One downside of linen is that it wrinkles very easily, making it a bother as you need to iron it each time you wash it. However, a linen and cotton blend is ideal as this will wrinkle less while still providing a 100% natural fabric.
Muslin or Gauze
Muslin is usually used in the food and building industry. Still, it is made of cotton, so it can be used in baby rooms for stuffing toys (to avoid those nasty cheap polyester synthetic fibers that are put into most toys), making drapes and cushions, and also for ornamental items.
Gauze, which is also 100% cotton, can be used to make curtains, crib covers, and mosquito nets. It’s also hypoallergenic, breathes well, and is ideal for warm and humid climates.
Broderie Anglaise Fabric
If you are looking for that old-world charm, opt for this classic choice. Broderie is a cotton fabric with an embroidered pattern, sometimes with the design punched or laser cut to create details.
Crib liners and curtains are simply stunning with the broderie border. Since Anglaise fabric is usually white, it can be “bleached” and kept sparkling white with oxy-bleach.
Cotton Wool or Organic Wool Knit
A baby room isn’t complete without a bit of knitwear and knitted blankets or toys. It’s a grandmother’s pride to lovingly make these treasures.
Using organic natural wool or cotton fiber yarn, you can make perfectly safe and precious treasures to fill the crib and nursery. A warm knitted mohair blanket will keep your winter baby nice and snug while it is still organic and safe for little ones.
In terms of synthetic fabrics, microfiber has gained popularity in recent years as a do-all fabric. While it’s soft, stain-resistant, and retains color well, this fabric can also shed fibers that are microscopic and can potentially be inhaled. Further, microfiber or fleece can retain bacteria since the textile is super absorbent—just think of microfiber dusters and mops.
For the baby’s room, it may be useful to use microfiber in areas where the baby won’t be in direct contact with it. Microfiber rugs, curtains, and drapery can be useful in a baby room. However, it’s recommended to keep traditional natural fabrics like cotton and linen to make crib liners, sheets, and blankets.
While you may not see denim as an ideal baby fabric, it can be very useful for baby tote bags, as a crib liner, and even as a curtain.
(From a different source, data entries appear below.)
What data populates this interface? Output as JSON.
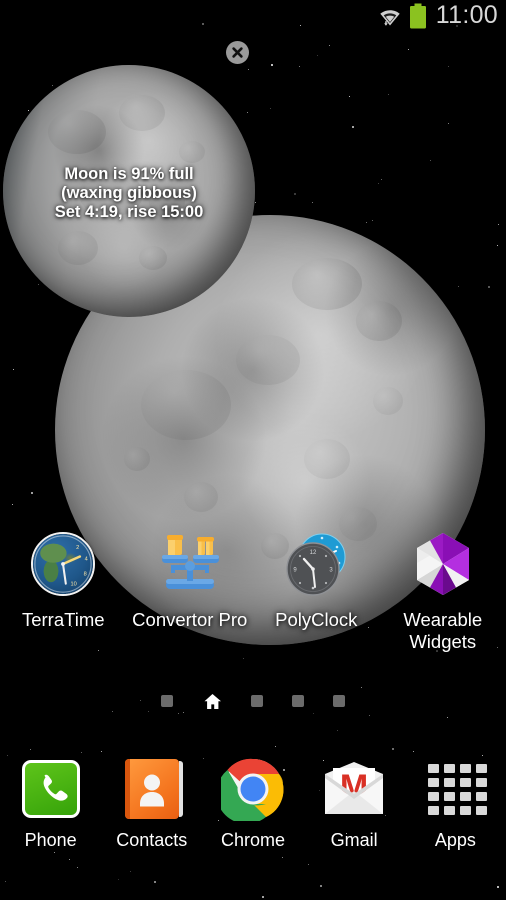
{
  "status_bar": {
    "clock": "11:00",
    "icons": [
      {
        "name": "wifi-icon",
        "label": "wifi"
      },
      {
        "name": "battery-icon",
        "label": "battery-full",
        "color": "#8bc220"
      }
    ]
  },
  "moon_widget": {
    "name": "moon-phase-widget",
    "line1": "Moon is 91% full",
    "line2": "(waxing gibbous)",
    "line3": "Set 4:19, rise 15:00",
    "close_label": "×"
  },
  "apps": [
    {
      "label": "TerraTime",
      "icon": "terratime-icon"
    },
    {
      "label": "Convertor Pro",
      "icon": "convertor-pro-icon"
    },
    {
      "label": "PolyClock",
      "icon": "polyclock-icon"
    },
    {
      "label": "Wearable Widgets",
      "icon": "wearable-widgets-icon"
    }
  ],
  "page_indicator": {
    "pages": 5,
    "current": 2,
    "home_icon": "home-icon"
  },
  "dock": [
    {
      "label": "Phone",
      "icon": "phone-icon"
    },
    {
      "label": "Contacts",
      "icon": "contacts-icon"
    },
    {
      "label": "Chrome",
      "icon": "chrome-icon"
    },
    {
      "label": "Gmail",
      "icon": "gmail-icon"
    },
    {
      "label": "Apps",
      "icon": "apps-grid-icon"
    }
  ],
  "colors": {
    "background": "#000000",
    "battery_green": "#8bc220",
    "phone_green": "#3ca70a",
    "contacts_orange": "#f4741e",
    "gmail_red": "#d93025",
    "wearable_purple": "#8a0fb5",
    "polyclock_blue": "#1f9bd4",
    "convertor_orange": "#f7b32b",
    "convertor_blue": "#4a90d9",
    "text_white": "#ffffff",
    "clock_gray": "#d8d8d8"
  }
}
Denim is strong, resilient, can be dyed in a range of colors, and won’t pill or stretch.
In a nursery, denim fabric can be used for chair upholstery, making curtains, and also for nifty baby product holders. The creative potential of denim is endless.
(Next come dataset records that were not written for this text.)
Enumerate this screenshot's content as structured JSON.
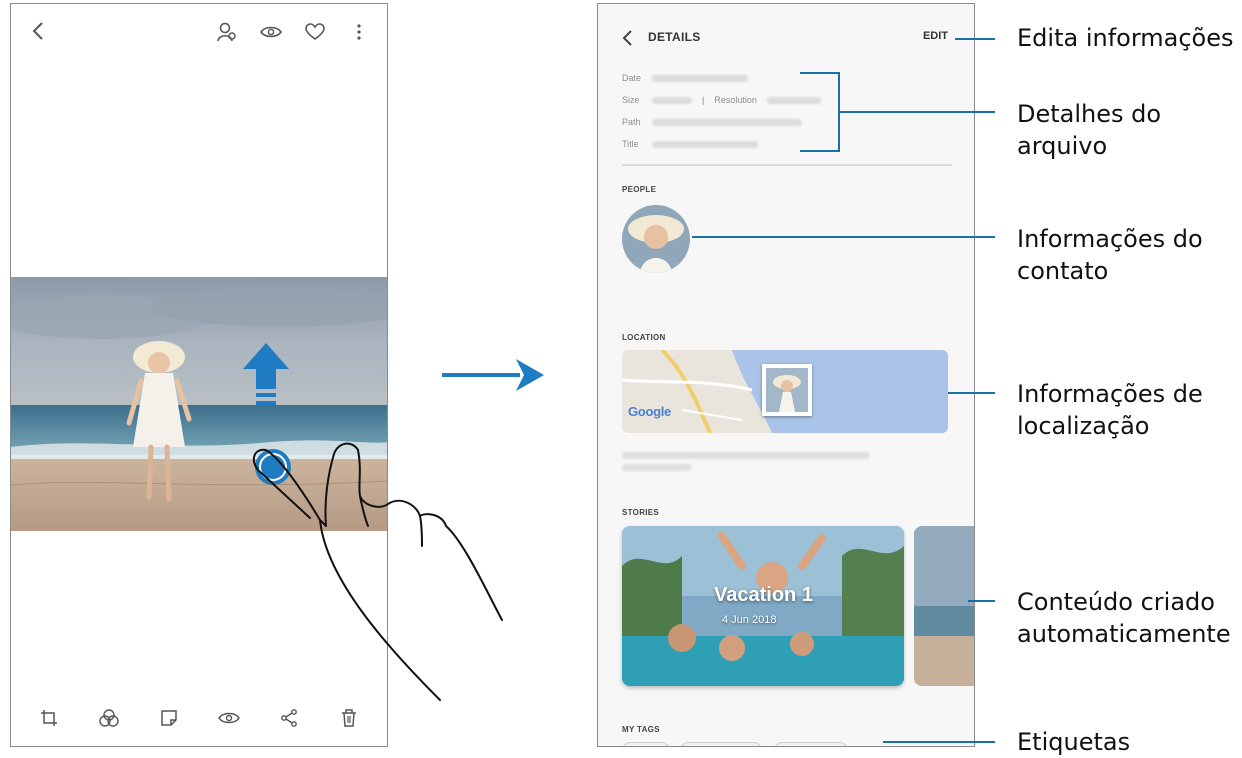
{
  "viewer": {
    "bottom_icons": [
      "crop-icon",
      "filter-icon",
      "sticker-icon",
      "eye-icon",
      "share-icon",
      "trash-icon"
    ]
  },
  "details": {
    "title": "DETAILS",
    "edit_label": "EDIT",
    "meta": {
      "date_key": "Date",
      "size_key": "Size",
      "resolution_key": "Resolution",
      "path_key": "Path",
      "title_key": "Title"
    },
    "sections": {
      "people": "PEOPLE",
      "location": "LOCATION",
      "stories": "STORIES",
      "my_tags": "MY TAGS"
    },
    "map_brand": "Google",
    "story": {
      "title": "Vacation 1",
      "date": "4 Jun 2018"
    }
  },
  "callouts": {
    "edit": "Edita informações",
    "file_details": [
      "Detalhes do",
      "arquivo"
    ],
    "contact": [
      "Informações do",
      "contato"
    ],
    "location": [
      "Informações de",
      "localização"
    ],
    "auto_content": [
      "Conteúdo criado",
      "automaticamente"
    ],
    "tags": "Etiquetas"
  },
  "colors": {
    "accent": "#1a6fa8",
    "arrow_blue": "#1f7cc2"
  }
}
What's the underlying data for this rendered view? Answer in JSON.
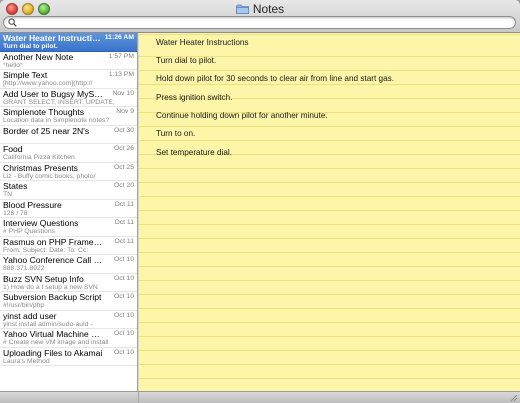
{
  "window": {
    "title": "Notes",
    "search_placeholder": "",
    "colors": {
      "selection": "#3a73c9",
      "paper": "#fdf5a8",
      "rule_line": "#ece07f"
    }
  },
  "notes_list": [
    {
      "title": "Water Heater Instructions",
      "preview": "Turn dial to pilot.",
      "date": "11:26 AM",
      "selected": true
    },
    {
      "title": "Another New Note",
      "preview": "*hello*",
      "date": "1:57 PM"
    },
    {
      "title": "Simple Text",
      "preview": "[http://www.yahoo.com](http://",
      "date": "1:13 PM"
    },
    {
      "title": "Add User to Bugsy MySQL…",
      "preview": "GRANT SELECT, INSERT, UPDATE,",
      "date": "Nov 10"
    },
    {
      "title": "Simplenote Thoughts",
      "preview": "Location data in Simplenote notes?",
      "date": "Nov 9"
    },
    {
      "title": "Border of 25 near 2N's",
      "preview": "",
      "date": "Oct 30"
    },
    {
      "title": "Food",
      "preview": "California Pizza Kitchen",
      "date": "Oct 26"
    },
    {
      "title": "Christmas Presents",
      "preview": "Liz - Buffy comic books, photo/",
      "date": "Oct 25"
    },
    {
      "title": "States",
      "preview": "TN",
      "date": "Oct 20"
    },
    {
      "title": "Blood Pressure",
      "preview": "126 / 78",
      "date": "Oct 11"
    },
    {
      "title": "Interview Questions",
      "preview": "# PHP Questions",
      "date": "Oct 11"
    },
    {
      "title": "Rasmus on PHP Framewor…",
      "preview": "From: Subject: Date: To: Cc:",
      "date": "Oct 11"
    },
    {
      "title": "Yahoo Conference Call Info",
      "preview": "888.371.8922",
      "date": "Oct 10"
    },
    {
      "title": "Buzz SVN Setup Info",
      "preview": "1) How do a I setup a new SVN",
      "date": "Oct 10"
    },
    {
      "title": "Subversion Backup Script",
      "preview": "#!/usr/bin/php",
      "date": "Oct 10"
    },
    {
      "title": "yinst add user",
      "preview": "yinst install admin/sudo-auld -",
      "date": "Oct 10"
    },
    {
      "title": "Yahoo Virtual Machine Setup",
      "preview": "# Create new VM image and install",
      "date": "Oct 10"
    },
    {
      "title": "Uploading Files to Akamai",
      "preview": "Laura's Method",
      "date": "Oct 10"
    }
  ],
  "note_body": [
    "Water Heater Instructions",
    "Turn dial to pilot.",
    "Hold down pilot for 30 seconds to clear air from line and start gas.",
    "Press ignition switch.",
    "Continue holding down pilot for another minute.",
    "Turn to on.",
    "Set temperature dial."
  ]
}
If you are serious about only using hypoallergenic fabric, then investing in bamboo rayon is worth it. The natural fibers (rayon) of the bamboo plant are used for anything from weaving fabrics to making synthetic fleece and fluffy toys.
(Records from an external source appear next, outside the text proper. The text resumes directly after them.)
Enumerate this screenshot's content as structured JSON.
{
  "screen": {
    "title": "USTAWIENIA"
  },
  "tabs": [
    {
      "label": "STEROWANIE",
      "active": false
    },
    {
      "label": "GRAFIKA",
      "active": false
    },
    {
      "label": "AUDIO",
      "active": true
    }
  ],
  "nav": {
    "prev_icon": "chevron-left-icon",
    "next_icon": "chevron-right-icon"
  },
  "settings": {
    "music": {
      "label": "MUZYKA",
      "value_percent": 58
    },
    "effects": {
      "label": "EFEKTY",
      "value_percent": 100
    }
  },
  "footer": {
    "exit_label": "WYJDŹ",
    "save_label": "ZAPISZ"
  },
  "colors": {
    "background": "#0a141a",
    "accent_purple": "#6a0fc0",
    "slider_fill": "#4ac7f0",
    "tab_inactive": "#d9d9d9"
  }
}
Rayon can be dyed, and the fabric is considered safe for those with allergies, making it a great choice for babies. The only downside of rayon is that it wrinkles easily, making it hard to iron and keep neat. However, if rayon is blended with a fiber such as cotton or even a small proportion of synthetic fibers, rayon’s less likely to wrinkle.
In recent years, vinyl has gotten a bad rep as a safe fabric to use around children. It’s said that vinyl releases harmful chemical gasses (especially if left in direct sunlight). Yet, vinyl still remains an ever-popular choice for children’s room floors. Vinyl can provide a soft surface for your little one to learn how to walk and eventually take their first step.
The Final Yarn
When it comes to your baby, only the best will do. If you can afford it, opt for natural fiber. Cotton, linen, and wool are the best and safest fabrics for your baby’s health and happiness. For the latest information on whether you can use microfiber and vinyl for toddlers’ rooms, read the Kovi blog now.